Dataset rows for apps and sites:

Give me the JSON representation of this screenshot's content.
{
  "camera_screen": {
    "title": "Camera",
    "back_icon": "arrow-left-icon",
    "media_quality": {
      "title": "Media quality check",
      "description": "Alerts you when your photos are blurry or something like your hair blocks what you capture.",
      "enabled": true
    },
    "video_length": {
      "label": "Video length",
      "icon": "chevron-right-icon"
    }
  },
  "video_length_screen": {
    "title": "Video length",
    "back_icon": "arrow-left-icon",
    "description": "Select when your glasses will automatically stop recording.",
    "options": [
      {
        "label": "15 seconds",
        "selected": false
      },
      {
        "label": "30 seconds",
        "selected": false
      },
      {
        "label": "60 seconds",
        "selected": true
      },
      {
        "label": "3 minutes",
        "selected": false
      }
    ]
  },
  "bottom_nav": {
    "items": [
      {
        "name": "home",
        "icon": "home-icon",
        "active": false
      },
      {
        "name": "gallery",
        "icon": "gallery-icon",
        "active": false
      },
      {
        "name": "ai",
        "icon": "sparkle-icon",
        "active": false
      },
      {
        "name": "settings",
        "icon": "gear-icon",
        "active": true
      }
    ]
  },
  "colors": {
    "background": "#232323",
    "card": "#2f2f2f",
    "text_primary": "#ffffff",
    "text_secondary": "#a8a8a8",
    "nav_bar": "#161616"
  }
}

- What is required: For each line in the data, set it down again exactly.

- Answer to the problem:
Give me the JSON representation of this screenshot's content.
{
  "camera_screen": {
    "title": "Camera",
    "back_icon": "arrow-left-icon",
    "media_quality": {
      "title": "Media quality check",
      "description": "Alerts you when your photos are blurry or something like your hair blocks what you capture.",
      "enabled": true
    },
    "video_length": {
      "label": "Video length",
      "icon": "chevron-right-icon"
    }
  },
  "video_length_screen": {
    "title": "Video length",
    "back_icon": "arrow-left-icon",
    "description": "Select when your glasses will automatically stop recording.",
    "options": [
      {
        "label": "15 seconds",
        "selected": false
      },
      {
        "label": "30 seconds",
        "selected": false
      },
      {
        "label": "60 seconds",
        "selected": true
      },
      {
        "label": "3 minutes",
        "selected": false
      }
    ]
  },
  "bottom_nav": {
    "items": [
      {
        "name": "home",
        "icon": "home-icon",
        "active": false
      },
      {
        "name": "gallery",
        "icon": "gallery-icon",
        "active": false
      },
      {
        "name": "ai",
        "icon": "sparkle-icon",
        "active": false
      },
      {
        "name": "settings",
        "icon": "gear-icon",
        "active": true
      }
    ]
  },
  "colors": {
    "background": "#232323",
    "card": "#2f2f2f",
    "text_primary": "#ffffff",
    "text_secondary": "#a8a8a8",
    "nav_bar": "#161616"
  }
}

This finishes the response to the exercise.